• YOUR ASSIGNMENT: Go over these records and count the lines with the string "icon" in them; the count is all that should be returned.
[EXTRACTED RECORDS — start]
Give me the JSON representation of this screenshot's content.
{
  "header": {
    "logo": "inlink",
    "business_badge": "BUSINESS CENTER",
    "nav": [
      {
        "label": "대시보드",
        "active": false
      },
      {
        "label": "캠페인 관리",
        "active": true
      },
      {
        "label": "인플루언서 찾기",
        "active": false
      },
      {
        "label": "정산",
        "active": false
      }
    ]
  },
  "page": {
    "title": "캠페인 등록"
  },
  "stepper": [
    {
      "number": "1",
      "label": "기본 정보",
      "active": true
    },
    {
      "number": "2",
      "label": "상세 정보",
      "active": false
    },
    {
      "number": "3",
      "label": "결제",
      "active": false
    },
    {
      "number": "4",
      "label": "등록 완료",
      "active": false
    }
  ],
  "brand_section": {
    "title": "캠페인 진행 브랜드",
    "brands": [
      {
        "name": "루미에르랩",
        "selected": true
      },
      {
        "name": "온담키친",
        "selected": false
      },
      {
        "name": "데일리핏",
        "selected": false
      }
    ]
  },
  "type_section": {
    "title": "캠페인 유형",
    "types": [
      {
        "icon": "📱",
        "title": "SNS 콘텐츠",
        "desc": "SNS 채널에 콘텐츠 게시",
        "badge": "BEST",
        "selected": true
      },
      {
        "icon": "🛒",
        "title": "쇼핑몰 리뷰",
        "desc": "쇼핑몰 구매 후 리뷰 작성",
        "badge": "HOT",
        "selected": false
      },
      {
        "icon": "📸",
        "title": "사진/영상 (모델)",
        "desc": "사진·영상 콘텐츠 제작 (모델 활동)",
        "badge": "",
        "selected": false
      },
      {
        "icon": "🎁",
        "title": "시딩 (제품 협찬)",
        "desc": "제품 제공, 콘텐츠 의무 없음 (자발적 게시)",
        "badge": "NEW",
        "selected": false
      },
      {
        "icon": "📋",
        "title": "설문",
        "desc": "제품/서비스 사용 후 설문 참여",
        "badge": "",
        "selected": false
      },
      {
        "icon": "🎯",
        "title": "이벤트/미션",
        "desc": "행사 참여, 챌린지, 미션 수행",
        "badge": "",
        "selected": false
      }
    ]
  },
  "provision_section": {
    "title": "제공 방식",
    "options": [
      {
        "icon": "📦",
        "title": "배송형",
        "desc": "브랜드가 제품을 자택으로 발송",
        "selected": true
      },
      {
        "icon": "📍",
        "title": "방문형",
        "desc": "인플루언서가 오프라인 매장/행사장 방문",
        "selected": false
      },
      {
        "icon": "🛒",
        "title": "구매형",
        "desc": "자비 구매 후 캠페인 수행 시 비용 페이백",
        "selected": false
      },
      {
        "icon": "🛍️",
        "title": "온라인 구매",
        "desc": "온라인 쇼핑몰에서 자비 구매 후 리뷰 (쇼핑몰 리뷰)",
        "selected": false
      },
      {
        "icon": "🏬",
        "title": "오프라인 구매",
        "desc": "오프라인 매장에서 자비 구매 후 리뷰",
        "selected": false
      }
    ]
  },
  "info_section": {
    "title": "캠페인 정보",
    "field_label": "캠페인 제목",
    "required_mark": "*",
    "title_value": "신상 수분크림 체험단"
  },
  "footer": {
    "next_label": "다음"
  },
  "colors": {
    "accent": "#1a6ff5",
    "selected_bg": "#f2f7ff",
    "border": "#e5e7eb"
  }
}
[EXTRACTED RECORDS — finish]
• RESPONSE AREA: 11